A search warrant filed as part of the sexual assault investigation involving Ray McDonald was made public yesterday, and it reveals what the woman told police as well as how cops have investigated the case—including posing as the woman in a text message exchange with the former 49er.
Three warrants were filed in Santa Clara Superior Court; one of them can be found below, and they all contain the same narrative. The woman told San Jose police that she was drinking at a friend's house in Almaden Valley before they took a cab to the Willow Den Bar, where she had two Belvedere vodka and sodas. She felt "dizzy and sick" after her second drink and her friends told her they would get her home, but they ended up at McDonald's house instead, according to the warrant. Here is what she said she remembered; "S-1" refers to McDonald.
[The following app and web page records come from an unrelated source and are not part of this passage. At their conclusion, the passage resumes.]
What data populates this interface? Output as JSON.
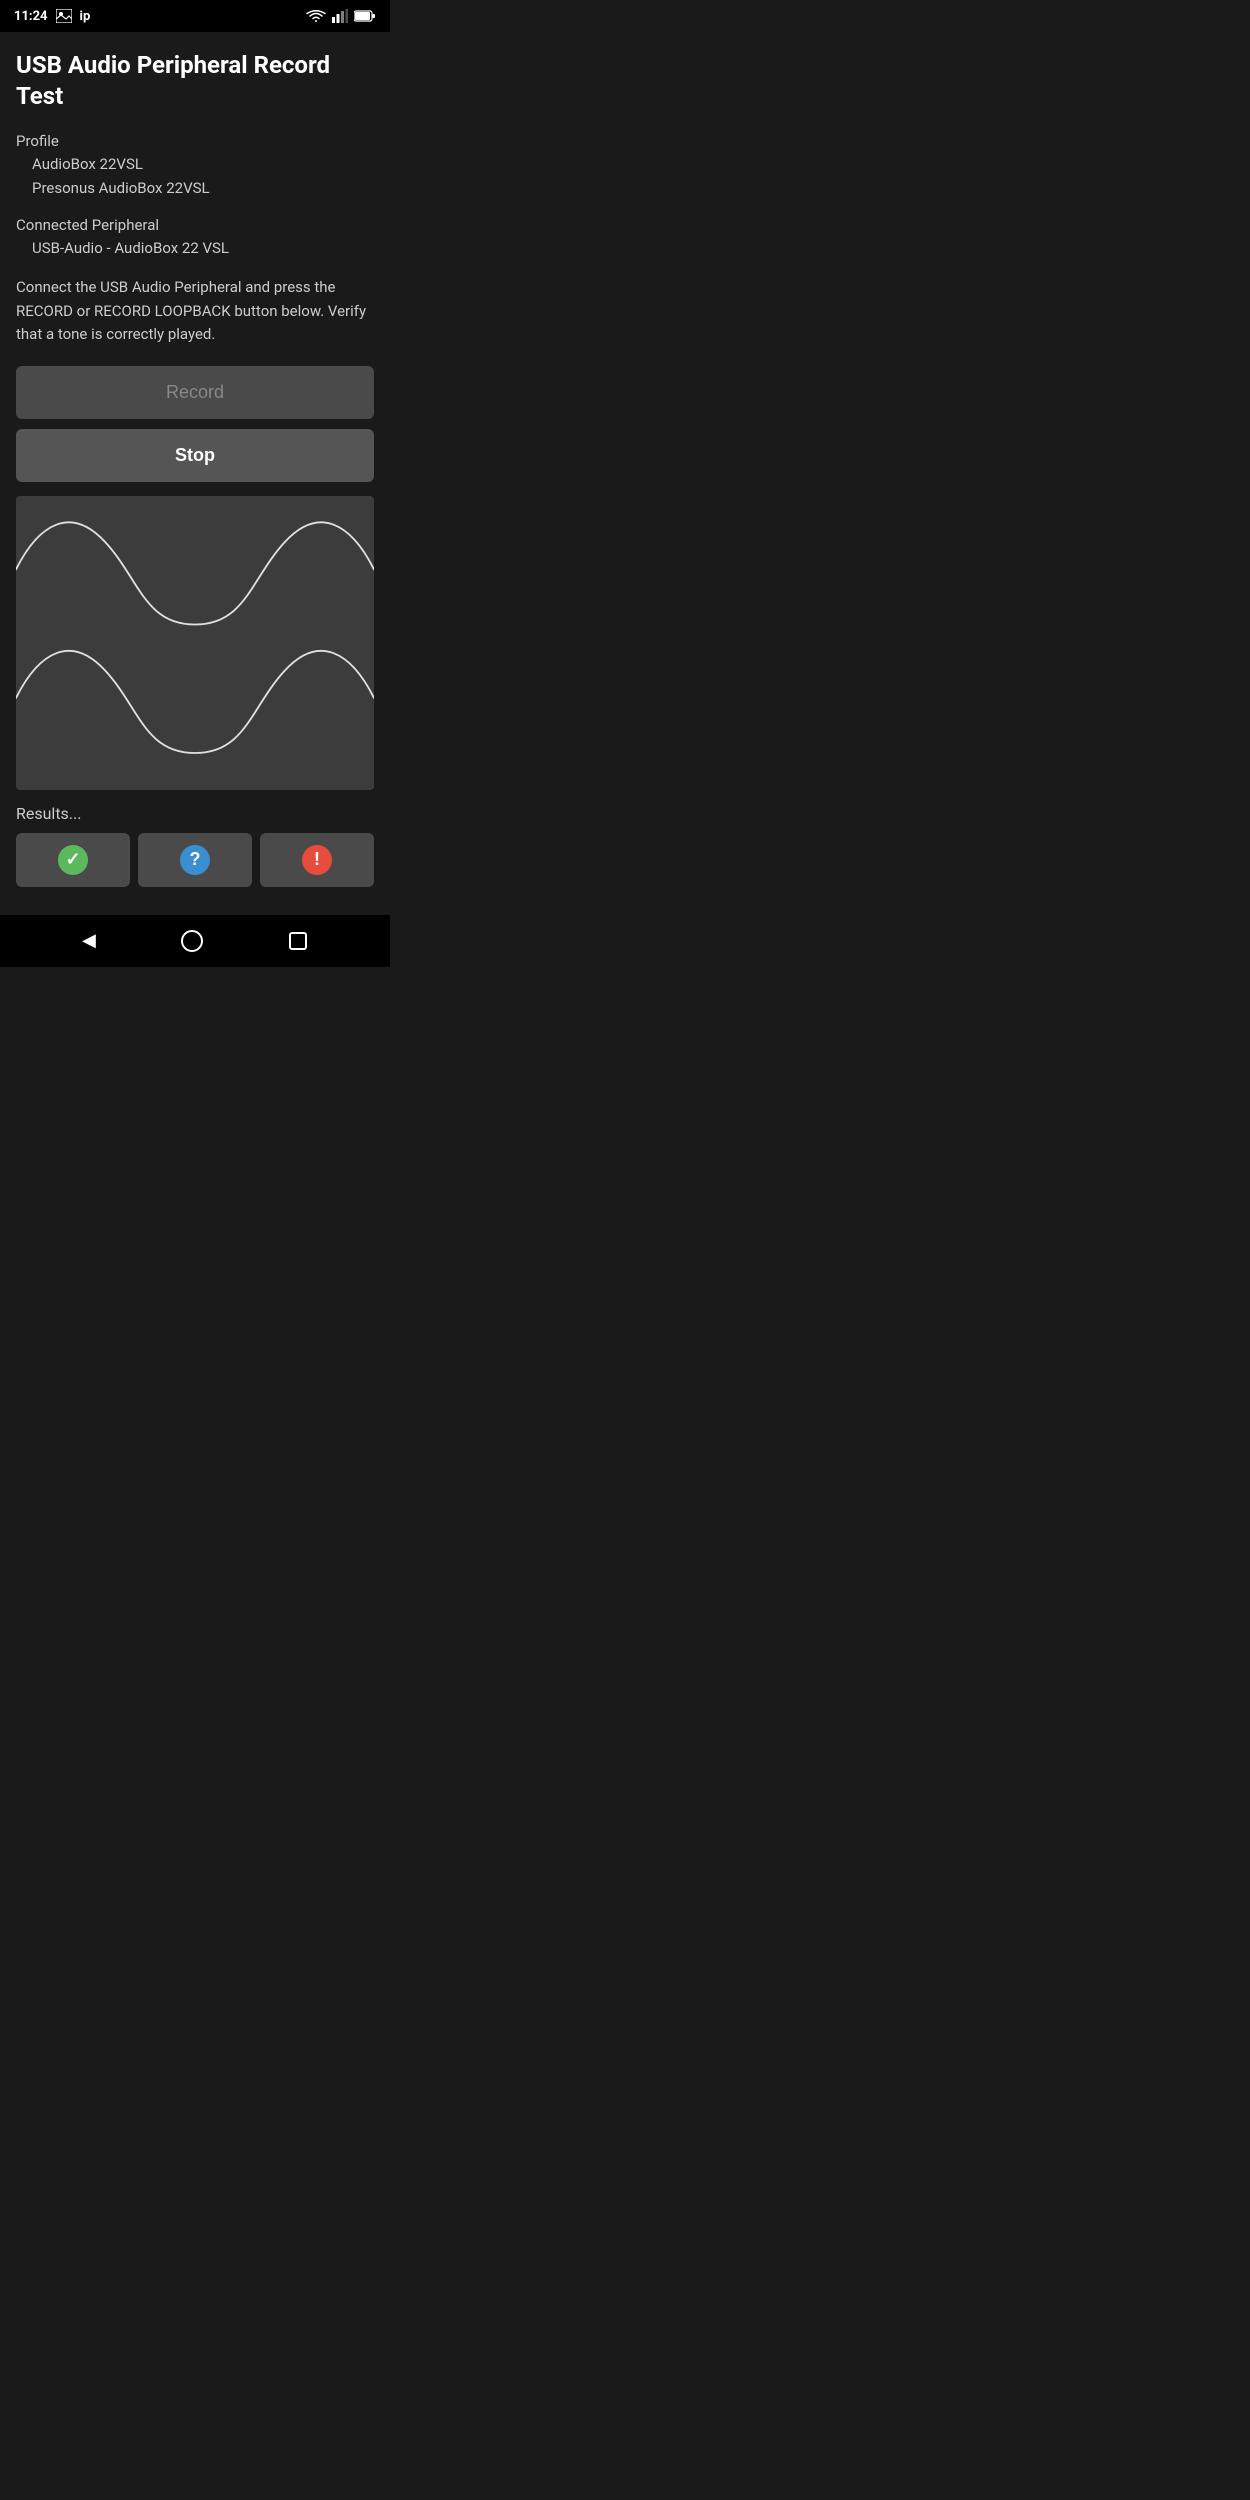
{
  "statusBar": {
    "time": "11:24",
    "icons": [
      "image",
      "ip"
    ]
  },
  "header": {
    "title": "USB Audio Peripheral Record Test"
  },
  "profile": {
    "label": "Profile",
    "line1": "AudioBox 22VSL",
    "line2": "Presonus AudioBox 22VSL"
  },
  "connectedPeripheral": {
    "label": "Connected Peripheral",
    "value": "USB-Audio - AudioBox 22 VSL"
  },
  "instruction": "Connect the USB Audio Peripheral and press the RECORD or RECORD LOOPBACK button below. Verify that a tone is correctly played.",
  "buttons": {
    "record": "Record",
    "stop": "Stop"
  },
  "results": {
    "label": "Results...",
    "checkIcon": "✓",
    "questionIcon": "?",
    "exclamationIcon": "!"
  },
  "navBar": {
    "back": "◀",
    "home": "○",
    "recents": "□"
  }
}
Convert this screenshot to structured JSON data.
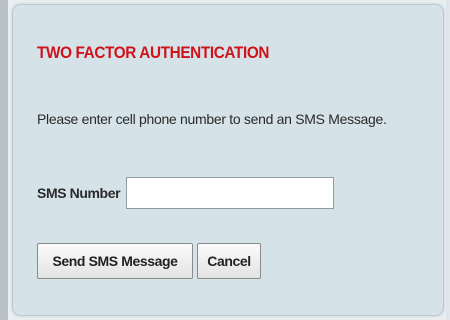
{
  "dialog": {
    "title": "TWO FACTOR AUTHENTICATION",
    "description": "Please enter cell phone number to send an SMS Message.",
    "sms_number_label": "SMS Number",
    "sms_number_value": "",
    "send_button_label": "Send SMS Message",
    "cancel_button_label": "Cancel"
  },
  "colors": {
    "title": "#d0121b",
    "panel_background": "#d5e3e8",
    "outer_background": "#e9eef0"
  }
}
She stated that they were drinking in his bar, which she described as being upstairs. She remembered being out by the pool when she fell and hit her head on the ground. She stated she woke up the next morning naked in bed with S-1. She asked S-1 what happened and he told her that she was just tired so he let her sleep in his bed.
Later that morning, 49ers LB Aldon Smith shows up, they buy some vodka and cranberry juice, and all three hang out and drink into the night. The woman asks again about what happened.
She decided to ask him again what happened and he told her that they did have sex. She asked him why he was lying to her and he said that he didn't want to get accused of something crazy like rape. She stated that he had no recollection of having sex with S-1. She stated that she did not give S-1 consent to have sex with her.
On Dec. 16, San Jose police got a call from a local hospital about a possible rape victim and their investigation began. Police had the woman speak to McDonald via text messages, which they monitored. S is McDonald; V is the woman.
Then a police sergeant took over the texting, pretending to be the woman.
That's where the exchange ends in the court records.
I've worked as a crime reporter and I've rarely seen police use this tactic for a sexual assault investigation involving two adults. Did they really think McDonald would just admit to rape? And in a text? (But it is a tactic used in investigations involving minors, and the probable-cause statement was written by a member of the police department's Internet crimes against children task force. Maybe he was just using what he knows.)
McDonald, who who was cut by San Francisco a day after the investigation started, has not been arrested or charged. The investigation is ongoing.
Image via Associated Press